TASK REQUIREMENTS -> Where the string "screenshot" occurs in a line of the entries below, copy that line.

EXTRACTED MATERIAL Start Marker

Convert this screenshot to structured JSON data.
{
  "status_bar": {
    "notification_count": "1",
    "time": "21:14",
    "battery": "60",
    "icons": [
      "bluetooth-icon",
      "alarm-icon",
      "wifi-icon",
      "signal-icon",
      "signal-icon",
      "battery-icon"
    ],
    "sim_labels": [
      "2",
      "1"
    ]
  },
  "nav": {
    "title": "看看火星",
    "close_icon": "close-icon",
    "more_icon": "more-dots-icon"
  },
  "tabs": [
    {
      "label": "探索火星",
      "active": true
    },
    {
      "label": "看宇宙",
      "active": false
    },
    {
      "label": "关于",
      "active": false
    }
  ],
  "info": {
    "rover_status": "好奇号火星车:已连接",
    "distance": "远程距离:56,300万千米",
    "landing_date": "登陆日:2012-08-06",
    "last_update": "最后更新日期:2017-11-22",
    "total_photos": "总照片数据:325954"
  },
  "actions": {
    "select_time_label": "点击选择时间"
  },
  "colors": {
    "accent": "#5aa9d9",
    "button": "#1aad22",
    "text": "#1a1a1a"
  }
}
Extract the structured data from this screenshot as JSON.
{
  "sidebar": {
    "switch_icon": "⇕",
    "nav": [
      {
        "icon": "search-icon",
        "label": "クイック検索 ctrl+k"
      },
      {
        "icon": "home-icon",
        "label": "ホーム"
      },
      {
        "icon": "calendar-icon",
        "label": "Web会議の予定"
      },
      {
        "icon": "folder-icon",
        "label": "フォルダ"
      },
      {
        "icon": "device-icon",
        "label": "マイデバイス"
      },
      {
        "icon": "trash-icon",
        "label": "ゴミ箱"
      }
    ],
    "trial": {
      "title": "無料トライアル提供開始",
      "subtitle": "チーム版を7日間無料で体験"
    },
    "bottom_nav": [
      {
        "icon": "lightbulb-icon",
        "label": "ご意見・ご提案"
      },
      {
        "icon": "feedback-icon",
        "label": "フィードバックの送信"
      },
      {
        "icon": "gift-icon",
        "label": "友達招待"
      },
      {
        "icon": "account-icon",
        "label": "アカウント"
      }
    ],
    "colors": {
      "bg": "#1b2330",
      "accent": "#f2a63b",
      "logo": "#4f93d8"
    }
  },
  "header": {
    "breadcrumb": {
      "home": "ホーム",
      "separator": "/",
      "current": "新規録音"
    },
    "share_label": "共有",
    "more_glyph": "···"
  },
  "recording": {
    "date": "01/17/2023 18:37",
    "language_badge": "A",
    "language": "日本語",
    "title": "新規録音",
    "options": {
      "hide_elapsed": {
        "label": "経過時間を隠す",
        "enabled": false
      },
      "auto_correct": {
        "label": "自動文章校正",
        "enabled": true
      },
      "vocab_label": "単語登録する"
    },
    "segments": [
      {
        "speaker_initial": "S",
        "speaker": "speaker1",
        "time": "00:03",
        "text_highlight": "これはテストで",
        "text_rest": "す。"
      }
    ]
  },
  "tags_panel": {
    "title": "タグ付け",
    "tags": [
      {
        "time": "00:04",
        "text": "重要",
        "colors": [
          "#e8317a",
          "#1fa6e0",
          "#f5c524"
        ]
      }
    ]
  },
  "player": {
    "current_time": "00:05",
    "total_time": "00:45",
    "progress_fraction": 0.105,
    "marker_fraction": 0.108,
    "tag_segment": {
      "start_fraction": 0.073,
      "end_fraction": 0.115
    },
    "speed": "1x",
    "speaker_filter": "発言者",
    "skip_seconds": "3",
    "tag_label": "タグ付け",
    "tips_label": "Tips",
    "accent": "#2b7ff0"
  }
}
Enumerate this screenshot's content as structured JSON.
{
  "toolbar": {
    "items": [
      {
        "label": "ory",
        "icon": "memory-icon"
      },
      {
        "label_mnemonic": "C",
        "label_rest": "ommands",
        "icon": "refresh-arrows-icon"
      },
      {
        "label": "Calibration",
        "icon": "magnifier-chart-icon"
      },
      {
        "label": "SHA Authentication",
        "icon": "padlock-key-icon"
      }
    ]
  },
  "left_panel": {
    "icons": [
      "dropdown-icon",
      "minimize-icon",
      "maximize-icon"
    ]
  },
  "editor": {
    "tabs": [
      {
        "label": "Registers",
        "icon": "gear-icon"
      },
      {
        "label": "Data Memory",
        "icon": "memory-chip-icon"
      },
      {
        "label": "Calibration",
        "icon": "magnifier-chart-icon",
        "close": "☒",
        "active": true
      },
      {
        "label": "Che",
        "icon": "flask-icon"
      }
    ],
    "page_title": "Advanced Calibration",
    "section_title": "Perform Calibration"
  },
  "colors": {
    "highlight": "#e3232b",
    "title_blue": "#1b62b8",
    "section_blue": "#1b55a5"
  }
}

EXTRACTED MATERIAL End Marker

SOLUTION ->
Convert this screenshot to structured JSON data.
Extract the structured data from this screenshot as JSON.
Enumerate this screenshot's content as structured JSON.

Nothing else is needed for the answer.